*Exercise description*
Copy each line of the data exactly. Leave nothing out.
───── Input data ─────
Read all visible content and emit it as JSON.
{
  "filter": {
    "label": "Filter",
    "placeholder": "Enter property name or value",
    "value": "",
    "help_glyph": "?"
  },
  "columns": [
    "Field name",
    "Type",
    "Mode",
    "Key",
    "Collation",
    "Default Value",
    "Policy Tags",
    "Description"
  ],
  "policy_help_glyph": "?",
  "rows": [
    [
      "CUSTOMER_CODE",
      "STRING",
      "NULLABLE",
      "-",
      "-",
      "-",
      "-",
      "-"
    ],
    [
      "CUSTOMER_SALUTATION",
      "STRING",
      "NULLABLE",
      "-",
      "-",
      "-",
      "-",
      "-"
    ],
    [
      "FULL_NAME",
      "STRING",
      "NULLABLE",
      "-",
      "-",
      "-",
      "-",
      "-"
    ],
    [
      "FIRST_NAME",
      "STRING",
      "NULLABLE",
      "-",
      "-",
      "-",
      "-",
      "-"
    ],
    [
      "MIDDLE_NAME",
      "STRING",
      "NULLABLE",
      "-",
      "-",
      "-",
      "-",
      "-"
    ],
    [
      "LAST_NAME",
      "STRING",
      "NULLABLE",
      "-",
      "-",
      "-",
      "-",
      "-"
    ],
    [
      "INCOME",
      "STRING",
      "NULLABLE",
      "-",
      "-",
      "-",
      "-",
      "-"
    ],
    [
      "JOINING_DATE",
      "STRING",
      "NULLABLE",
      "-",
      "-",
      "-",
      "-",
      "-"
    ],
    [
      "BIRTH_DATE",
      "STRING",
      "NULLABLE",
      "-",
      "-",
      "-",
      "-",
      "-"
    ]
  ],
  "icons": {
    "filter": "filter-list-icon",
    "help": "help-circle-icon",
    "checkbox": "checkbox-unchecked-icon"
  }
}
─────
*Answer section*
Read all visible content and emit it as JSON.
{
  "filter": {
    "label": "Filter",
    "placeholder": "Enter property name or value",
    "value": "",
    "help_glyph": "?"
  },
  "columns": [
    "Field name",
    "Type",
    "Mode",
    "Key",
    "Collation",
    "Default Value",
    "Policy Tags",
    "Description"
  ],
  "policy_help_glyph": "?",
  "rows": [
    [
      "CUSTOMER_CODE",
      "STRING",
      "NULLABLE",
      "-",
      "-",
      "-",
      "-",
      "-"
    ],
    [
      "CUSTOMER_SALUTATION",
      "STRING",
      "NULLABLE",
      "-",
      "-",
      "-",
      "-",
      "-"
    ],
    [
      "FULL_NAME",
      "STRING",
      "NULLABLE",
      "-",
      "-",
      "-",
      "-",
      "-"
    ],
    [
      "FIRST_NAME",
      "STRING",
      "NULLABLE",
      "-",
      "-",
      "-",
      "-",
      "-"
    ],
    [
      "MIDDLE_NAME",
      "STRING",
      "NULLABLE",
      "-",
      "-",
      "-",
      "-",
      "-"
    ],
    [
      "LAST_NAME",
      "STRING",
      "NULLABLE",
      "-",
      "-",
      "-",
      "-",
      "-"
    ],
    [
      "INCOME",
      "STRING",
      "NULLABLE",
      "-",
      "-",
      "-",
      "-",
      "-"
    ],
    [
      "JOINING_DATE",
      "STRING",
      "NULLABLE",
      "-",
      "-",
      "-",
      "-",
      "-"
    ],
    [
      "BIRTH_DATE",
      "STRING",
      "NULLABLE",
      "-",
      "-",
      "-",
      "-",
      "-"
    ]
  ],
  "icons": {
    "filter": "filter-list-icon",
    "help": "help-circle-icon",
    "checkbox": "checkbox-unchecked-icon"
  }
}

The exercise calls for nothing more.